Data for processing:
^^^^^^^^

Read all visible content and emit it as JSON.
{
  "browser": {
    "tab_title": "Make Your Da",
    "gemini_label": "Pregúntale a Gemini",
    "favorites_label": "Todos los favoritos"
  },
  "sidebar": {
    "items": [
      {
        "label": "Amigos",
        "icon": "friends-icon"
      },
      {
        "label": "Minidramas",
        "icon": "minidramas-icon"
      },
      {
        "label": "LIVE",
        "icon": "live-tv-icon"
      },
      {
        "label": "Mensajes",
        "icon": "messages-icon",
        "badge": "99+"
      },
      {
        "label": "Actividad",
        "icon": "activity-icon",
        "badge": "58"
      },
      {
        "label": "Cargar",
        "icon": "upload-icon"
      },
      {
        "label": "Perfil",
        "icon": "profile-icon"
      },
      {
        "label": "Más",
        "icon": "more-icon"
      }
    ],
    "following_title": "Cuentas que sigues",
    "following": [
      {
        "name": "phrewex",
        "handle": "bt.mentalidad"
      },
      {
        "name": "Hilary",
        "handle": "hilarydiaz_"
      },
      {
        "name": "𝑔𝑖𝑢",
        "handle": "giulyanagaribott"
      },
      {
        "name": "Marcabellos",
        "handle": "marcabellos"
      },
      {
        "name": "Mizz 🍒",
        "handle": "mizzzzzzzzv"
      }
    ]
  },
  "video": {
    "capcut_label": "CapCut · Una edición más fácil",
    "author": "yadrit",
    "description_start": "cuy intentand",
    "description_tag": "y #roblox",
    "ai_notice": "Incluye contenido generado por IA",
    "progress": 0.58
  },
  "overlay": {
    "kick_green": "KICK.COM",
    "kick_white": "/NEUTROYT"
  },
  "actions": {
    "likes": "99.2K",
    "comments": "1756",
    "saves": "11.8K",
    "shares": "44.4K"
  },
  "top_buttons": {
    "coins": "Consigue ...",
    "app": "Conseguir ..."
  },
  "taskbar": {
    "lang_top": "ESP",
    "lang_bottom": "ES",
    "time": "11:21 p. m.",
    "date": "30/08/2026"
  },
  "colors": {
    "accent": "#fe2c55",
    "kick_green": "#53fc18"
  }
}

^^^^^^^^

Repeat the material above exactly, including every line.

Result of this task:
Read all visible content and emit it as JSON.
{
  "browser": {
    "tab_title": "Make Your Da",
    "gemini_label": "Pregúntale a Gemini",
    "favorites_label": "Todos los favoritos"
  },
  "sidebar": {
    "items": [
      {
        "label": "Amigos",
        "icon": "friends-icon"
      },
      {
        "label": "Minidramas",
        "icon": "minidramas-icon"
      },
      {
        "label": "LIVE",
        "icon": "live-tv-icon"
      },
      {
        "label": "Mensajes",
        "icon": "messages-icon",
        "badge": "99+"
      },
      {
        "label": "Actividad",
        "icon": "activity-icon",
        "badge": "58"
      },
      {
        "label": "Cargar",
        "icon": "upload-icon"
      },
      {
        "label": "Perfil",
        "icon": "profile-icon"
      },
      {
        "label": "Más",
        "icon": "more-icon"
      }
    ],
    "following_title": "Cuentas que sigues",
    "following": [
      {
        "name": "phrewex",
        "handle": "bt.mentalidad"
      },
      {
        "name": "Hilary",
        "handle": "hilarydiaz_"
      },
      {
        "name": "𝑔𝑖𝑢",
        "handle": "giulyanagaribott"
      },
      {
        "name": "Marcabellos",
        "handle": "marcabellos"
      },
      {
        "name": "Mizz 🍒",
        "handle": "mizzzzzzzzv"
      }
    ]
  },
  "video": {
    "capcut_label": "CapCut · Una edición más fácil",
    "author": "yadrit",
    "description_start": "cuy intentand",
    "description_tag": "y #roblox",
    "ai_notice": "Incluye contenido generado por IA",
    "progress": 0.58
  },
  "overlay": {
    "kick_green": "KICK.COM",
    "kick_white": "/NEUTROYT"
  },
  "actions": {
    "likes": "99.2K",
    "comments": "1756",
    "saves": "11.8K",
    "shares": "44.4K"
  },
  "top_buttons": {
    "coins": "Consigue ...",
    "app": "Conseguir ..."
  },
  "taskbar": {
    "lang_top": "ESP",
    "lang_bottom": "ES",
    "time": "11:21 p. m.",
    "date": "30/08/2026"
  },
  "colors": {
    "accent": "#fe2c55",
    "kick_green": "#53fc18"
  }
}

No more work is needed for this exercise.